Carl Crawford has played two games since coming off an extended stay on the disabled list for the Boston Red Sox. He is 4 for 7 with three stolen bases, and seems like his old self. Today according to multiple sources including Ken Rosenthal, Crawford is on the trading block. It’s the trading season folks, and the trading deadline is near.
Of course for his part Red Sox general manager Ben Cherrington is in denial mode, “There’s nothing going on with Carl,” Red Sox general manager Ben Cherington said. “He’s our left fielder and we’re glad to have him back in our lineup.” However, where there is smoke there is often fire, in a deal involving Crawford actually makes sense for the Red Sox.
Red Sox Will Need Help From Crawford
Although for deal to happen, the Red Sox will have to get help from Crawford himself.
Not in the way you may be thinking. Crawford has two teams on his no trade clause, and the team that does make a trade for Crawford cannot trade him to the New York Yankees. That’s not where they are going to need Crawford’s help, they need him to perform.
Crawford is 31 years old and in the second year of a seven-year $142 million deal. After this season he will be owed $102.5 million. He is not 100% healthy. He is playing with a throwing elbow, his left, that may wind up in the left-field grass of Fenway Park on his next throw.
Crawford will need Tommy John surgery at some point.
That being said, he is not a pitcher, and position players recover much quicker from the surgery. A team willing to take on even a portion of that contract is going to want to have a healthy player.
Crawford has not been healthy since he signed the deal with the Red Sox last year.
Crawford is going to have to perform in a big way to draw the interest of any team that resources to make the deal. It’s doubtful, that any team would want to make a trade before the deadline, without some kind of assurance that Crawford could finish the season.
Crawford has had a difficult time adjusting to the Red Sox culture.

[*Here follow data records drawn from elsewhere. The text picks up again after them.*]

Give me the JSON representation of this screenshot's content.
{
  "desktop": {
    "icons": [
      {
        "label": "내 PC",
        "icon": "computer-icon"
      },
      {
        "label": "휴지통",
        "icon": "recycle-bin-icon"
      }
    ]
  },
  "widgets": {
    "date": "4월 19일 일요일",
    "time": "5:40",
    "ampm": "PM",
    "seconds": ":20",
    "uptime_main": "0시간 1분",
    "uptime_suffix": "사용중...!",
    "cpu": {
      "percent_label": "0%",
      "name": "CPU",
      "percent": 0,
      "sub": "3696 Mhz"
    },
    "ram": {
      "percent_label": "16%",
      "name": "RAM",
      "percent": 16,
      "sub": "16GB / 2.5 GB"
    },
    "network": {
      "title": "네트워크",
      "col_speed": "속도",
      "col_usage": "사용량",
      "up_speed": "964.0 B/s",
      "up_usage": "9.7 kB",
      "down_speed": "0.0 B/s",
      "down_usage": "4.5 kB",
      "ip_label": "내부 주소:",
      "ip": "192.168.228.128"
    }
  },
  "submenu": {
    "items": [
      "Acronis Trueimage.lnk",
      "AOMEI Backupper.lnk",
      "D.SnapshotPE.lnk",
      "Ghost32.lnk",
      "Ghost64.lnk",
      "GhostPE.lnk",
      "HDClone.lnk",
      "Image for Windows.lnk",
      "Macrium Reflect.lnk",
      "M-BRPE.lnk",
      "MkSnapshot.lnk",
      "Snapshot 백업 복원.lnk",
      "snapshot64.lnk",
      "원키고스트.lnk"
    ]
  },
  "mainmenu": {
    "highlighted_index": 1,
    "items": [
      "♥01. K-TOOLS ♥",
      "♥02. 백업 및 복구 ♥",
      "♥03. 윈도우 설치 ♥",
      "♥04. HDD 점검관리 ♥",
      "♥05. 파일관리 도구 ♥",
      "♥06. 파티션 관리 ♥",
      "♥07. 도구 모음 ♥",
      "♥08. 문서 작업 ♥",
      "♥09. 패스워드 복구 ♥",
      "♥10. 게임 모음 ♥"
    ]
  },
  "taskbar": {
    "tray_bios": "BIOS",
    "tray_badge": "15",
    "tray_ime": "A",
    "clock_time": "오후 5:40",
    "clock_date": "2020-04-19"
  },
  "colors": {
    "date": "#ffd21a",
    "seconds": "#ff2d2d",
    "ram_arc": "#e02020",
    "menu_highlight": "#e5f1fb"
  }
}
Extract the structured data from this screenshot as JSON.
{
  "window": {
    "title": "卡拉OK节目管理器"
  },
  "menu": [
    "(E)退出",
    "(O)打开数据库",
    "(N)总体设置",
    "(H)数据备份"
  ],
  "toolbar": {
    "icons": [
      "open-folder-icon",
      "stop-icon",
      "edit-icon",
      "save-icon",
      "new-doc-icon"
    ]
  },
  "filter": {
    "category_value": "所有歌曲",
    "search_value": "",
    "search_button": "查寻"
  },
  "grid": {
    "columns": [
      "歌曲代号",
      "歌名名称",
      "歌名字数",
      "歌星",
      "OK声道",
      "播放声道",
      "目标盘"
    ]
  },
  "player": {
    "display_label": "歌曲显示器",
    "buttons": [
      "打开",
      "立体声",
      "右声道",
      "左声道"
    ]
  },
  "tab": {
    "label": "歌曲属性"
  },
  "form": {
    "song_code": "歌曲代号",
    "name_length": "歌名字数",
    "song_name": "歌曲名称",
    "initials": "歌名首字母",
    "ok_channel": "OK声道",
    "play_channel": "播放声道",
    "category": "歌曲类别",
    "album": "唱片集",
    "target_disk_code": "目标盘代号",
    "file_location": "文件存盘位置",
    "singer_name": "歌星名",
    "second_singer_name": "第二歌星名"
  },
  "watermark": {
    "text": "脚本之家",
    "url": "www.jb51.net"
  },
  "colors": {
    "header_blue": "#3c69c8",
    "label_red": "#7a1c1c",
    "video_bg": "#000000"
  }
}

He was quoted as saying in an interview about last year’s Red Sox manager Terry Francona, “I didn’t feel like I had the manager’s confidence. I don’t know about the organization, but I don’t try and look past the manager, so I feel like I didn’t have the manager’s confidence, therefore I started to think something was wrong with me, and it just snowballed after that. It had a trickle-down effect, and it just got worse and worse as the days went by.” You spend $142 million on somebody, you have to live and die with them. You didn’t really give me a chance. After two days, that’s really never happened. My confidence just went down. It was gone. What do you expect? What’s wrong with one month? If I’m terrible after one month, then yeah. Who spends $142 million and throws a guy in the seven-hole and leaves him there? It doesn’t make sense to me.
It didn’t make sense to a lot of people. Trading Crawford makes more sense after the season is over, or perhaps once he can have the surgery completed. Crawford was a very good player in Tampa Bay, and he is still a good player. It just might be for another team.